Confidence is one of those shifty economic buzzwords that is thrown around frequently but is hard to nail down. It's a feeling, drawing from fuzzy emotional factors more than observable facts. Unlike "What did the Dow do today?" or "How many iPhones did Apple sell last quarter?" there are no correct answers to confidence questions.
For example: If I'm an undecided voter in Florida and an NBC/WSJ pollster calls and asks me, "During the next twelve months, do you think that the nation's economy will get better, get worse, or stay about the same?" my answer won't tell you exactly where the economy is going — only where I think it's going.
Still, consumer confidence does affect consumer behavior. It's a self-fulfilling prophecy that often, if not always, predicts the economic future. So, every month, we get a flurry of surveys and studies and articles that all purport to give us a window to our collective economic psyches and deduce from that where things are headed.
And lo and behold, it turns out that we are an increasingly confident bunch.

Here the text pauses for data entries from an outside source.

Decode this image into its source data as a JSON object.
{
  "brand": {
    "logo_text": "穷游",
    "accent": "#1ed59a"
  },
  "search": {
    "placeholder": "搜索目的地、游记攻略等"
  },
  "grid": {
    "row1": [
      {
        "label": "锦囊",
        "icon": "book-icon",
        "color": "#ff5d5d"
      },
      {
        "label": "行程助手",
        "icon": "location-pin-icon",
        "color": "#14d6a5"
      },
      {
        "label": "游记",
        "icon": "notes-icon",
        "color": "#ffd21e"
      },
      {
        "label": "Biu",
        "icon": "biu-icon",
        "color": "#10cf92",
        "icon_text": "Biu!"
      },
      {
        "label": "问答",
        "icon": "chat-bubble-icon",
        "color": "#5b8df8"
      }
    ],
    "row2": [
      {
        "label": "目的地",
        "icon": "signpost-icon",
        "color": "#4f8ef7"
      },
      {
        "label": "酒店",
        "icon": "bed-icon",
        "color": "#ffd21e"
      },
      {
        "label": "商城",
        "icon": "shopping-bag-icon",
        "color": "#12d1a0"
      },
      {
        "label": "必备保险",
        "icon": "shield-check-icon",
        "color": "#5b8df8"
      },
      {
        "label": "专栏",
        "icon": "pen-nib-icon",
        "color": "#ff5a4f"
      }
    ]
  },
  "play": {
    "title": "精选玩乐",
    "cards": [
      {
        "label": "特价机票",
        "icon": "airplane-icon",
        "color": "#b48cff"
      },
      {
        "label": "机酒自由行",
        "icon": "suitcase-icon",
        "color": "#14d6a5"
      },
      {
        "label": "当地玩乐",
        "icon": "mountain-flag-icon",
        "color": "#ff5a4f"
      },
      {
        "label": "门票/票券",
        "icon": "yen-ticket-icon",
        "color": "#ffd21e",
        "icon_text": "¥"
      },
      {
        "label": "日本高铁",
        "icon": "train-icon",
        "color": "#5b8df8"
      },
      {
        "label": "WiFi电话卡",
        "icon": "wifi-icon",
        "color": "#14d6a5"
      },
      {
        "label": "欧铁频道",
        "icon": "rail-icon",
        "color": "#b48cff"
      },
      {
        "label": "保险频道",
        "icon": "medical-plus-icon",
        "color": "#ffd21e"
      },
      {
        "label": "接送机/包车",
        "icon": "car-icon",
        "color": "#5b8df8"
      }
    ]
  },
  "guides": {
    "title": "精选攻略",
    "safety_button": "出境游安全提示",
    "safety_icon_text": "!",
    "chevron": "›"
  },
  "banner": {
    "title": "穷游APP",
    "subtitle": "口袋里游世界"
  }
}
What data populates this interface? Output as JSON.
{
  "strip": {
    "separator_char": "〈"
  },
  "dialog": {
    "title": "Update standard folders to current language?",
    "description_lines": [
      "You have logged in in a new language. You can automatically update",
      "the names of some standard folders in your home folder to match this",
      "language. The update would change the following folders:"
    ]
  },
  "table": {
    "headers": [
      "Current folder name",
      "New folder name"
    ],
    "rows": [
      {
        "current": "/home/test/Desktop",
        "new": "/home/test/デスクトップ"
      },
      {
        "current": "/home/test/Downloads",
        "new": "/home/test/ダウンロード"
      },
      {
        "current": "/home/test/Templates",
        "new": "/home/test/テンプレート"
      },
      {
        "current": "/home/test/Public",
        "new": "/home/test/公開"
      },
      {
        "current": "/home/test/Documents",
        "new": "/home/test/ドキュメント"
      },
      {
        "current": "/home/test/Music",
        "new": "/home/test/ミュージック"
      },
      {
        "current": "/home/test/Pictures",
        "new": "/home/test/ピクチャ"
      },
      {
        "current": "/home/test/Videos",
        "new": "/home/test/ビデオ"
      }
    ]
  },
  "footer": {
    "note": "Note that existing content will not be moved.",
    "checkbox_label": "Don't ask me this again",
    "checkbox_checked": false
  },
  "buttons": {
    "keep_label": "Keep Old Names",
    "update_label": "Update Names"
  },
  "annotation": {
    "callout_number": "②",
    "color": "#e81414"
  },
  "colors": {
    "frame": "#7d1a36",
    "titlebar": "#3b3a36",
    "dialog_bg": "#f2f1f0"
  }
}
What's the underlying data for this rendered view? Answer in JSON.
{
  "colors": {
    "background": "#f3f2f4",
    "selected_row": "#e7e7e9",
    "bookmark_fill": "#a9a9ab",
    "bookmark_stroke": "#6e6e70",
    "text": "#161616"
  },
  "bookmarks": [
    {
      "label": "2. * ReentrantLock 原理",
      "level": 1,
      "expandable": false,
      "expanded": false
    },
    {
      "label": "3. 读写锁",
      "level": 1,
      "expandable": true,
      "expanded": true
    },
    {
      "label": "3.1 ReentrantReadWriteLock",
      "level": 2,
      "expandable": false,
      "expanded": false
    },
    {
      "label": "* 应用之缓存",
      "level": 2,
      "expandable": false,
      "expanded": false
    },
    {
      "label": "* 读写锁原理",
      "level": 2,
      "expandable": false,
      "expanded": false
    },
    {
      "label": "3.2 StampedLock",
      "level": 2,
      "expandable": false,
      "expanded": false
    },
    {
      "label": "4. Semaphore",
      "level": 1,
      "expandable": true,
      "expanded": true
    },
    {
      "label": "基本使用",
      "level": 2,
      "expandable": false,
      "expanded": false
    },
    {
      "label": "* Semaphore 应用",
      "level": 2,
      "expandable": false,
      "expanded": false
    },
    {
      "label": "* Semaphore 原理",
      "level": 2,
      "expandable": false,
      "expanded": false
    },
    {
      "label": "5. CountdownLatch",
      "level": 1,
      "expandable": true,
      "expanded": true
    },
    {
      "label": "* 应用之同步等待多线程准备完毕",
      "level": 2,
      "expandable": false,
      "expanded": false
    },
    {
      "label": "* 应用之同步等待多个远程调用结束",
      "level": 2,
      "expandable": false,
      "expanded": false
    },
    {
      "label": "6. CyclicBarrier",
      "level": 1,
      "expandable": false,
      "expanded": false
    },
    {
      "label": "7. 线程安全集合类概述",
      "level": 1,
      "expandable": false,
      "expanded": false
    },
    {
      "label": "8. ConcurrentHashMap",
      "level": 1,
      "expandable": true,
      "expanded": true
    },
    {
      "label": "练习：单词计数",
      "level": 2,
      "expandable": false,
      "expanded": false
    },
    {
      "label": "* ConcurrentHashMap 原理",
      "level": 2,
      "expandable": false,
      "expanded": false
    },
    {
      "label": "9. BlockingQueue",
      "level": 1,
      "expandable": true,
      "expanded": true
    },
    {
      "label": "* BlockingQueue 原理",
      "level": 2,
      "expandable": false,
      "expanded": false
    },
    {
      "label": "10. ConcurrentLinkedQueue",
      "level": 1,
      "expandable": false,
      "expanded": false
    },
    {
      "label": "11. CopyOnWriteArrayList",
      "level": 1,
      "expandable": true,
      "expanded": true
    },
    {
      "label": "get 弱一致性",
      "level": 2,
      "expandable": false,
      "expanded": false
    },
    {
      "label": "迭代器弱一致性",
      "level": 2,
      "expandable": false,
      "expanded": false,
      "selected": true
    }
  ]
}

According to that NBC/WSJ poll, 42 percent of Americans think the economy will get better in the next year. Another survey that came out today, from the Center for Audit Quality (via Politico), asked "Main Street investors" (people with more than $10,000 in investments) how they felt, and it found largely the same: 65 percent said they were confident in U.S. capital markets, a number that reverses a years-long slide. Here's what that looks like:
Housing numbers, which are often used as a stand-in for confidence (because people who think their jobs and savings are about to vanish generally don't buy houses) are also up. The new-home construction rate is up nearly 30 percent from a year ago, and new-home applications are up 25 percent. The National Association of Home Builders' "builder confidence index," whatever that is, is at its highest level since 2006.
In fact, most of the statistics we use to approximate the idea of "confidence" are going in the right direction. We're spending more. On Wall Street, the VIX (a so-called "fear gauge" that basically tracks how sweaty traders' palms are) is near a five-year low. And as Felix Salmon points out, credit card debt is also going down, meaning that people are at least confident enough in next month's wages to pay off their bills this month.
Granted, Bloomberg did report today that steakhouse revenues have fluctuated "as diners digest economic news." (Digest? Get it? Give those guys a Comedy Central special!) But fewer people going to Capital Grille means basically nothing about the broader economic recovery, since, like, what if they just wanted fish?
So, with a pile of imperfect polls and statistics mostly pointing in the same direction, it's relatively safe to say that four years after the near-collapse of the financial system, we're seeing the light at the end of the tunnel — or at least we think we are. And not inconsequentially for Barack Obama, it means that the question Republicans have been asking the country ("Are you better off than you were four years ago?") might not be producing the answers they were expecting.